▶ [Exercise] If a line in the entries includes "backstage", show that line.

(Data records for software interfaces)
+===+
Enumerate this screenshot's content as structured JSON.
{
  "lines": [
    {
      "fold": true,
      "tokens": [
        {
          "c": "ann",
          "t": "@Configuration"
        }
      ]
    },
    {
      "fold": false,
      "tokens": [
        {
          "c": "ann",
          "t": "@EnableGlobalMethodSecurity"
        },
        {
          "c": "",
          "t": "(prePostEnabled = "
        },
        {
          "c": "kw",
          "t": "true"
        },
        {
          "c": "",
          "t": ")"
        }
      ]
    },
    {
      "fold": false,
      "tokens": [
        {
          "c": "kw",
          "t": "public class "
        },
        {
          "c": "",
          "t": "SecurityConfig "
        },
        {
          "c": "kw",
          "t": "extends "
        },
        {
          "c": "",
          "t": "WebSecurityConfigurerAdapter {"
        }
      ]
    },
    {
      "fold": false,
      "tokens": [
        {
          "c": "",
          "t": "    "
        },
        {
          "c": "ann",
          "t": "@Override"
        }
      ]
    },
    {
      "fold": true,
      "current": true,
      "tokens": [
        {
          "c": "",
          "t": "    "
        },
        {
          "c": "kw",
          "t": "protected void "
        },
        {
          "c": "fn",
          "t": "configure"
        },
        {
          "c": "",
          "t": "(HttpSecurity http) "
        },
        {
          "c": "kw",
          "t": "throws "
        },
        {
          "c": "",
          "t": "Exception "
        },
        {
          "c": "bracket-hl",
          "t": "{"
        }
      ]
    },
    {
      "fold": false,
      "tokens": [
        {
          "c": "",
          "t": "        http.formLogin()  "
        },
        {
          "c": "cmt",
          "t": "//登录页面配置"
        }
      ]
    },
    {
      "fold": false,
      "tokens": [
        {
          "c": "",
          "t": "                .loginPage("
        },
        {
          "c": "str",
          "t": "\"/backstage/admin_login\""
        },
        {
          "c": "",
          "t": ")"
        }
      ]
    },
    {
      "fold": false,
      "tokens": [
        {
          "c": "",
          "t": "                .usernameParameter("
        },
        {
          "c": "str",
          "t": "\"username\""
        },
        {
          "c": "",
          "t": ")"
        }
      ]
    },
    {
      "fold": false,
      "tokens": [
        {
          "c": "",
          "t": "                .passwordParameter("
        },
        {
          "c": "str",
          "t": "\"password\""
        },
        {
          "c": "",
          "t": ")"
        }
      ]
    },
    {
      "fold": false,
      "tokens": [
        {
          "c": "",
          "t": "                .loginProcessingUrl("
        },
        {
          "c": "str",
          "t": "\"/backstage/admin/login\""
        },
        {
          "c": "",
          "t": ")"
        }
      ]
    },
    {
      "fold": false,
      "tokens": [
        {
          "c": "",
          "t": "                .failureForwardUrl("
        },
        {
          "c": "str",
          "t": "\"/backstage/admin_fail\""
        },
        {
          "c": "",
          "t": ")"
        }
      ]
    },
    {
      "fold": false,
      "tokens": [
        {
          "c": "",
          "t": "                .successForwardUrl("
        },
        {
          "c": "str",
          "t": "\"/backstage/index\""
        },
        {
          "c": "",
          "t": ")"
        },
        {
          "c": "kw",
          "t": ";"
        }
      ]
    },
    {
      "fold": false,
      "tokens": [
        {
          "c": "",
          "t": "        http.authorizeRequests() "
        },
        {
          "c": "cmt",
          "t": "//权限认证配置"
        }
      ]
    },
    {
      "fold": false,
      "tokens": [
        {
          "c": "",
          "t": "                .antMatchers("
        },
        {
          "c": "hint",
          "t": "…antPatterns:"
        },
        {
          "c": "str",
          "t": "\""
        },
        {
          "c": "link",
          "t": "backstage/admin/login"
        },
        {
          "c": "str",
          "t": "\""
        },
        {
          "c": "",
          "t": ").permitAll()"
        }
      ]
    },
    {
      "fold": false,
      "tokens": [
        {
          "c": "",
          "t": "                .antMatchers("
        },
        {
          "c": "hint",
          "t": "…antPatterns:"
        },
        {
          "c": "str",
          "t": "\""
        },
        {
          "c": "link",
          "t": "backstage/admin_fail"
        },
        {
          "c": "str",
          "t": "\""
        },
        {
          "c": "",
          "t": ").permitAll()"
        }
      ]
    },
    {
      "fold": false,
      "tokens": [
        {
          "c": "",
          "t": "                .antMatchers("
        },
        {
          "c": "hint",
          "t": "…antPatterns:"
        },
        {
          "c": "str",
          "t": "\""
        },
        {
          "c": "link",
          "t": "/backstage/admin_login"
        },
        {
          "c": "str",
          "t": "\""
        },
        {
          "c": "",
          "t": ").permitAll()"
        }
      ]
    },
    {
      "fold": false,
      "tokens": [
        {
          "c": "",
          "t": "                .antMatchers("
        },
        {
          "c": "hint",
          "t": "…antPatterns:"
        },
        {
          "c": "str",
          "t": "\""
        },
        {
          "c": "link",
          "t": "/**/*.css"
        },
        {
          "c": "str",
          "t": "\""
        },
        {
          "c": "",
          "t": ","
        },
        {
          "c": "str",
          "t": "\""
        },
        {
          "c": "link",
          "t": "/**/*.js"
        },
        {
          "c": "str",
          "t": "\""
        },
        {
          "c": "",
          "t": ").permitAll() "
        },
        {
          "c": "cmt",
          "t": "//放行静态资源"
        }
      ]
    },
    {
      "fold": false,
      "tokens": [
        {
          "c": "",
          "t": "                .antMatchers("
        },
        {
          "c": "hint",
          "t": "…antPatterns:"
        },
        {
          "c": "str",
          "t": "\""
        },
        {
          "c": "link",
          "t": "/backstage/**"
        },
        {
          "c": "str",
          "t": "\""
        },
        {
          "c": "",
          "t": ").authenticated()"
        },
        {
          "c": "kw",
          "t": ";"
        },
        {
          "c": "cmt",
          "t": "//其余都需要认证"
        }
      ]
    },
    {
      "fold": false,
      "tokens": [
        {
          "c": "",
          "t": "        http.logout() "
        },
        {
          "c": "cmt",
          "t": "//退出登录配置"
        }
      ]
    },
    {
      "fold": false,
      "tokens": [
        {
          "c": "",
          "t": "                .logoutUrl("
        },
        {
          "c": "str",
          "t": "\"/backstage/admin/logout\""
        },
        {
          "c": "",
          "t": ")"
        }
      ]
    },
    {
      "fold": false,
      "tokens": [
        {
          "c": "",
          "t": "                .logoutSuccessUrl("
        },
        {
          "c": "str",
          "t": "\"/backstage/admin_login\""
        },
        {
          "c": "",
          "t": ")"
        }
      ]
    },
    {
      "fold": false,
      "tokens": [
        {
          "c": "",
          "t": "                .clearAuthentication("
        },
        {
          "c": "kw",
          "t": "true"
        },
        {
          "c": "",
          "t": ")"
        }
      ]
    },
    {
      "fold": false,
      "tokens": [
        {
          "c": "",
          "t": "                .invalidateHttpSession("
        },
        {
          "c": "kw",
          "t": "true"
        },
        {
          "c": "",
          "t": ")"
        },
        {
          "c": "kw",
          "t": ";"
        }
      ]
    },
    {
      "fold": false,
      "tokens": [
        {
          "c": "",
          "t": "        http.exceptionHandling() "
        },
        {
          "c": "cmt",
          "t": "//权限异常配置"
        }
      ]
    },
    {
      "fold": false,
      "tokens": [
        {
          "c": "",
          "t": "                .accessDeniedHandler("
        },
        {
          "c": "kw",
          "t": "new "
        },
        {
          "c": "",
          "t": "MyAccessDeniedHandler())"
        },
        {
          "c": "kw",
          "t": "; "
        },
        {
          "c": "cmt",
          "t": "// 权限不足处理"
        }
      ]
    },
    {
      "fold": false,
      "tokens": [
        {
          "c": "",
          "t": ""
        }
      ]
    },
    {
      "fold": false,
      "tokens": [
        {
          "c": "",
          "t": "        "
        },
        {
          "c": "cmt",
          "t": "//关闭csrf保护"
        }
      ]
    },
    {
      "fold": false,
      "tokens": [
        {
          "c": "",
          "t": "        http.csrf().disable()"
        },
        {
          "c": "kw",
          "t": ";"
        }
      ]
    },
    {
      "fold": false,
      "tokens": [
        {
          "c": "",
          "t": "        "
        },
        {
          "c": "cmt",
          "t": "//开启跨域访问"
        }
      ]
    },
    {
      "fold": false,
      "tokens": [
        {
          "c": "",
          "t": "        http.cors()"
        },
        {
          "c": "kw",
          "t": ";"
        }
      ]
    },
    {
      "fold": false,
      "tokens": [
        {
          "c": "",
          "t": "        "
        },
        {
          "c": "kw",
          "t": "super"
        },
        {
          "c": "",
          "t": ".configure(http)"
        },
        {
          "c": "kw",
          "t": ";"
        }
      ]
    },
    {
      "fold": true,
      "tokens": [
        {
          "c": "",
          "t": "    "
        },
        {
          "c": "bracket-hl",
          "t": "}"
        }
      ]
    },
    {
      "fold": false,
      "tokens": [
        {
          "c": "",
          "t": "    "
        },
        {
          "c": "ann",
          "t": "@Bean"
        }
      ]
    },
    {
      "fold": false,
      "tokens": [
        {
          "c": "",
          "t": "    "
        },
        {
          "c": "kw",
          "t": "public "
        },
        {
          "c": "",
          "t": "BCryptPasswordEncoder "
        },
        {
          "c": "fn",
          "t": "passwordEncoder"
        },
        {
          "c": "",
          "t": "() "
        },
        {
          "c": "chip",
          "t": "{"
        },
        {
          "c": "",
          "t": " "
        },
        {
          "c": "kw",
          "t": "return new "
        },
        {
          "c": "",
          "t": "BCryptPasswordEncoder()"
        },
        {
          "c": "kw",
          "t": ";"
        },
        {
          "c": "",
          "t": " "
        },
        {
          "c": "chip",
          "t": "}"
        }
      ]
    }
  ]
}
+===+
▶ [Solved exercise]
          "t": "\"/backstage/admin_login\""
          "t": "\"/backstage/admin/login\""
          "t": "\"/backstage/admin_fail\""
          "t": "\"/backstage/index\""
          "t": "backstage/admin/login"
          "t": "backstage/admin_fail"
          "t": "/backstage/admin_login"
          "t": "/backstage/**"
          "t": "\"/backstage/admin/logout\""
          "t": "\"/backstage/admin_login\""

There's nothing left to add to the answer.